- Opening Delimiter -

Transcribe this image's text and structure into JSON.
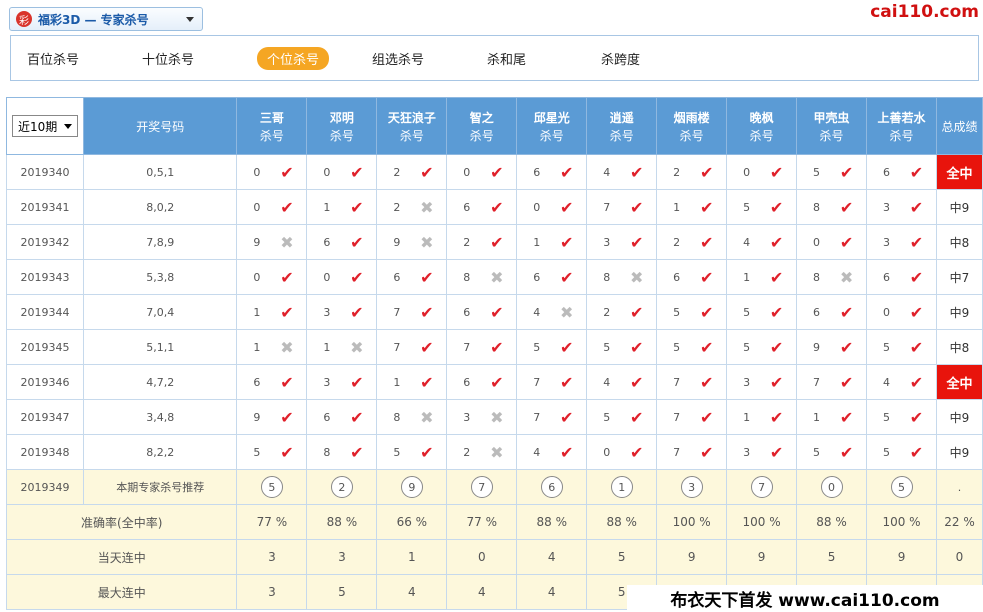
{
  "header": {
    "logo_glyph": "彩",
    "title": "福彩3D — 专家杀号",
    "brand": "cai110.com"
  },
  "tabs": [
    {
      "label": "百位杀号",
      "active": false
    },
    {
      "label": "十位杀号",
      "active": false
    },
    {
      "label": "个位杀号",
      "active": true
    },
    {
      "label": "组选杀号",
      "active": false
    },
    {
      "label": "杀和尾",
      "active": false
    },
    {
      "label": "杀跨度",
      "active": false
    }
  ],
  "table": {
    "period_select": "近10期",
    "col_draw": "开奖号码",
    "sub_label": "杀号",
    "col_total": "总成绩",
    "experts": [
      "三哥",
      "邓明",
      "天狂浪子",
      "智之",
      "邱星光",
      "逍遥",
      "烟雨楼",
      "晚枫",
      "甲壳虫",
      "上善若水"
    ],
    "rows": [
      {
        "period": "2019340",
        "draw": "0,5,1",
        "picks": [
          [
            "0",
            true
          ],
          [
            "0",
            true
          ],
          [
            "2",
            true
          ],
          [
            "0",
            true
          ],
          [
            "6",
            true
          ],
          [
            "4",
            true
          ],
          [
            "2",
            true
          ],
          [
            "0",
            true
          ],
          [
            "5",
            true
          ],
          [
            "6",
            true
          ]
        ],
        "total": "全中",
        "all": true
      },
      {
        "period": "2019341",
        "draw": "8,0,2",
        "picks": [
          [
            "0",
            true
          ],
          [
            "1",
            true
          ],
          [
            "2",
            false
          ],
          [
            "6",
            true
          ],
          [
            "0",
            true
          ],
          [
            "7",
            true
          ],
          [
            "1",
            true
          ],
          [
            "5",
            true
          ],
          [
            "8",
            true
          ],
          [
            "3",
            true
          ]
        ],
        "total": "中9",
        "all": false
      },
      {
        "period": "2019342",
        "draw": "7,8,9",
        "picks": [
          [
            "9",
            false
          ],
          [
            "6",
            true
          ],
          [
            "9",
            false
          ],
          [
            "2",
            true
          ],
          [
            "1",
            true
          ],
          [
            "3",
            true
          ],
          [
            "2",
            true
          ],
          [
            "4",
            true
          ],
          [
            "0",
            true
          ],
          [
            "3",
            true
          ]
        ],
        "total": "中8",
        "all": false
      },
      {
        "period": "2019343",
        "draw": "5,3,8",
        "picks": [
          [
            "0",
            true
          ],
          [
            "0",
            true
          ],
          [
            "6",
            true
          ],
          [
            "8",
            false
          ],
          [
            "6",
            true
          ],
          [
            "8",
            false
          ],
          [
            "6",
            true
          ],
          [
            "1",
            true
          ],
          [
            "8",
            false
          ],
          [
            "6",
            true
          ]
        ],
        "total": "中7",
        "all": false
      },
      {
        "period": "2019344",
        "draw": "7,0,4",
        "picks": [
          [
            "1",
            true
          ],
          [
            "3",
            true
          ],
          [
            "7",
            true
          ],
          [
            "6",
            true
          ],
          [
            "4",
            false
          ],
          [
            "2",
            true
          ],
          [
            "5",
            true
          ],
          [
            "5",
            true
          ],
          [
            "6",
            true
          ],
          [
            "0",
            true
          ]
        ],
        "total": "中9",
        "all": false
      },
      {
        "period": "2019345",
        "draw": "5,1,1",
        "picks": [
          [
            "1",
            false
          ],
          [
            "1",
            false
          ],
          [
            "7",
            true
          ],
          [
            "7",
            true
          ],
          [
            "5",
            true
          ],
          [
            "5",
            true
          ],
          [
            "5",
            true
          ],
          [
            "5",
            true
          ],
          [
            "9",
            true
          ],
          [
            "5",
            true
          ]
        ],
        "total": "中8",
        "all": false
      },
      {
        "period": "2019346",
        "draw": "4,7,2",
        "picks": [
          [
            "6",
            true
          ],
          [
            "3",
            true
          ],
          [
            "1",
            true
          ],
          [
            "6",
            true
          ],
          [
            "7",
            true
          ],
          [
            "4",
            true
          ],
          [
            "7",
            true
          ],
          [
            "3",
            true
          ],
          [
            "7",
            true
          ],
          [
            "4",
            true
          ]
        ],
        "total": "全中",
        "all": true
      },
      {
        "period": "2019347",
        "draw": "3,4,8",
        "picks": [
          [
            "9",
            true
          ],
          [
            "6",
            true
          ],
          [
            "8",
            false
          ],
          [
            "3",
            false
          ],
          [
            "7",
            true
          ],
          [
            "5",
            true
          ],
          [
            "7",
            true
          ],
          [
            "1",
            true
          ],
          [
            "1",
            true
          ],
          [
            "5",
            true
          ]
        ],
        "total": "中9",
        "all": false
      },
      {
        "period": "2019348",
        "draw": "8,2,2",
        "picks": [
          [
            "5",
            true
          ],
          [
            "8",
            true
          ],
          [
            "5",
            true
          ],
          [
            "2",
            false
          ],
          [
            "4",
            true
          ],
          [
            "0",
            true
          ],
          [
            "7",
            true
          ],
          [
            "3",
            true
          ],
          [
            "5",
            true
          ],
          [
            "5",
            true
          ]
        ],
        "total": "中9",
        "all": false
      }
    ],
    "recommend": {
      "period": "2019349",
      "label": "本期专家杀号推荐",
      "values": [
        "5",
        "2",
        "9",
        "7",
        "6",
        "1",
        "3",
        "7",
        "0",
        "5"
      ],
      "total": "."
    },
    "stats": [
      {
        "label": "准确率(全中率)",
        "values": [
          "77 %",
          "88 %",
          "66 %",
          "77 %",
          "88 %",
          "88 %",
          "100 %",
          "100 %",
          "88 %",
          "100 %"
        ],
        "total": "22 %"
      },
      {
        "label": "当天连中",
        "values": [
          "3",
          "3",
          "1",
          "0",
          "4",
          "5",
          "9",
          "9",
          "5",
          "9"
        ],
        "total": "0"
      },
      {
        "label": "最大连中",
        "values": [
          "3",
          "5",
          "4",
          "4",
          "4",
          "5",
          "",
          "",
          "",
          ""
        ],
        "total": ""
      }
    ]
  },
  "watermark": "布衣天下首发 www.cai110.com",
  "icons": {
    "hit": "check-icon",
    "miss": "cross-icon"
  },
  "colors": {
    "header_bg": "#5b9bd5",
    "hit": "#e0202a",
    "all_hit_bg": "#e8140c",
    "active_tab": "#f5a623",
    "footer_bg": "#fdf8dc"
  }
}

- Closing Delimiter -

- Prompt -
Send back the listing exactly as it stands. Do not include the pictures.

- Reply -
Transcribe this image's text and structure into JSON.
{
  "header": {
    "logo_glyph": "彩",
    "title": "福彩3D — 专家杀号",
    "brand": "cai110.com"
  },
  "tabs": [
    {
      "label": "百位杀号",
      "active": false
    },
    {
      "label": "十位杀号",
      "active": false
    },
    {
      "label": "个位杀号",
      "active": true
    },
    {
      "label": "组选杀号",
      "active": false
    },
    {
      "label": "杀和尾",
      "active": false
    },
    {
      "label": "杀跨度",
      "active": false
    }
  ],
  "table": {
    "period_select": "近10期",
    "col_draw": "开奖号码",
    "sub_label": "杀号",
    "col_total": "总成绩",
    "experts": [
      "三哥",
      "邓明",
      "天狂浪子",
      "智之",
      "邱星光",
      "逍遥",
      "烟雨楼",
      "晚枫",
      "甲壳虫",
      "上善若水"
    ],
    "rows": [
      {
        "period": "2019340",
        "draw": "0,5,1",
        "picks": [
          [
            "0",
            true
          ],
          [
            "0",
            true
          ],
          [
            "2",
            true
          ],
          [
            "0",
            true
          ],
          [
            "6",
            true
          ],
          [
            "4",
            true
          ],
          [
            "2",
            true
          ],
          [
            "0",
            true
          ],
          [
            "5",
            true
          ],
          [
            "6",
            true
          ]
        ],
        "total": "全中",
        "all": true
      },
      {
        "period": "2019341",
        "draw": "8,0,2",
        "picks": [
          [
            "0",
            true
          ],
          [
            "1",
            true
          ],
          [
            "2",
            false
          ],
          [
            "6",
            true
          ],
          [
            "0",
            true
          ],
          [
            "7",
            true
          ],
          [
            "1",
            true
          ],
          [
            "5",
            true
          ],
          [
            "8",
            true
          ],
          [
            "3",
            true
          ]
        ],
        "total": "中9",
        "all": false
      },
      {
        "period": "2019342",
        "draw": "7,8,9",
        "picks": [
          [
            "9",
            false
          ],
          [
            "6",
            true
          ],
          [
            "9",
            false
          ],
          [
            "2",
            true
          ],
          [
            "1",
            true
          ],
          [
            "3",
            true
          ],
          [
            "2",
            true
          ],
          [
            "4",
            true
          ],
          [
            "0",
            true
          ],
          [
            "3",
            true
          ]
        ],
        "total": "中8",
        "all": false
      },
      {
        "period": "2019343",
        "draw": "5,3,8",
        "picks": [
          [
            "0",
            true
          ],
          [
            "0",
            true
          ],
          [
            "6",
            true
          ],
          [
            "8",
            false
          ],
          [
            "6",
            true
          ],
          [
            "8",
            false
          ],
          [
            "6",
            true
          ],
          [
            "1",
            true
          ],
          [
            "8",
            false
          ],
          [
            "6",
            true
          ]
        ],
        "total": "中7",
        "all": false
      },
      {
        "period": "2019344",
        "draw": "7,0,4",
        "picks": [
          [
            "1",
            true
          ],
          [
            "3",
            true
          ],
          [
            "7",
            true
          ],
          [
            "6",
            true
          ],
          [
            "4",
            false
          ],
          [
            "2",
            true
          ],
          [
            "5",
            true
          ],
          [
            "5",
            true
          ],
          [
            "6",
            true
          ],
          [
            "0",
            true
          ]
        ],
        "total": "中9",
        "all": false
      },
      {
        "period": "2019345",
        "draw": "5,1,1",
        "picks": [
          [
            "1",
            false
          ],
          [
            "1",
            false
          ],
          [
            "7",
            true
          ],
          [
            "7",
            true
          ],
          [
            "5",
            true
          ],
          [
            "5",
            true
          ],
          [
            "5",
            true
          ],
          [
            "5",
            true
          ],
          [
            "9",
            true
          ],
          [
            "5",
            true
          ]
        ],
        "total": "中8",
        "all": false
      },
      {
        "period": "2019346",
        "draw": "4,7,2",
        "picks": [
          [
            "6",
            true
          ],
          [
            "3",
            true
          ],
          [
            "1",
            true
          ],
          [
            "6",
            true
          ],
          [
            "7",
            true
          ],
          [
            "4",
            true
          ],
          [
            "7",
            true
          ],
          [
            "3",
            true
          ],
          [
            "7",
            true
          ],
          [
            "4",
            true
          ]
        ],
        "total": "全中",
        "all": true
      },
      {
        "period": "2019347",
        "draw": "3,4,8",
        "picks": [
          [
            "9",
            true
          ],
          [
            "6",
            true
          ],
          [
            "8",
            false
          ],
          [
            "3",
            false
          ],
          [
            "7",
            true
          ],
          [
            "5",
            true
          ],
          [
            "7",
            true
          ],
          [
            "1",
            true
          ],
          [
            "1",
            true
          ],
          [
            "5",
            true
          ]
        ],
        "total": "中9",
        "all": false
      },
      {
        "period": "2019348",
        "draw": "8,2,2",
        "picks": [
          [
            "5",
            true
          ],
          [
            "8",
            true
          ],
          [
            "5",
            true
          ],
          [
            "2",
            false
          ],
          [
            "4",
            true
          ],
          [
            "0",
            true
          ],
          [
            "7",
            true
          ],
          [
            "3",
            true
          ],
          [
            "5",
            true
          ],
          [
            "5",
            true
          ]
        ],
        "total": "中9",
        "all": false
      }
    ],
    "recommend": {
      "period": "2019349",
      "label": "本期专家杀号推荐",
      "values": [
        "5",
        "2",
        "9",
        "7",
        "6",
        "1",
        "3",
        "7",
        "0",
        "5"
      ],
      "total": "."
    },
    "stats": [
      {
        "label": "准确率(全中率)",
        "values": [
          "77 %",
          "88 %",
          "66 %",
          "77 %",
          "88 %",
          "88 %",
          "100 %",
          "100 %",
          "88 %",
          "100 %"
        ],
        "total": "22 %"
      },
      {
        "label": "当天连中",
        "values": [
          "3",
          "3",
          "1",
          "0",
          "4",
          "5",
          "9",
          "9",
          "5",
          "9"
        ],
        "total": "0"
      },
      {
        "label": "最大连中",
        "values": [
          "3",
          "5",
          "4",
          "4",
          "4",
          "5",
          "",
          "",
          "",
          ""
        ],
        "total": ""
      }
    ]
  },
  "watermark": "布衣天下首发 www.cai110.com",
  "icons": {
    "hit": "check-icon",
    "miss": "cross-icon"
  },
  "colors": {
    "header_bg": "#5b9bd5",
    "hit": "#e0202a",
    "all_hit_bg": "#e8140c",
    "active_tab": "#f5a623",
    "footer_bg": "#fdf8dc"
  }
}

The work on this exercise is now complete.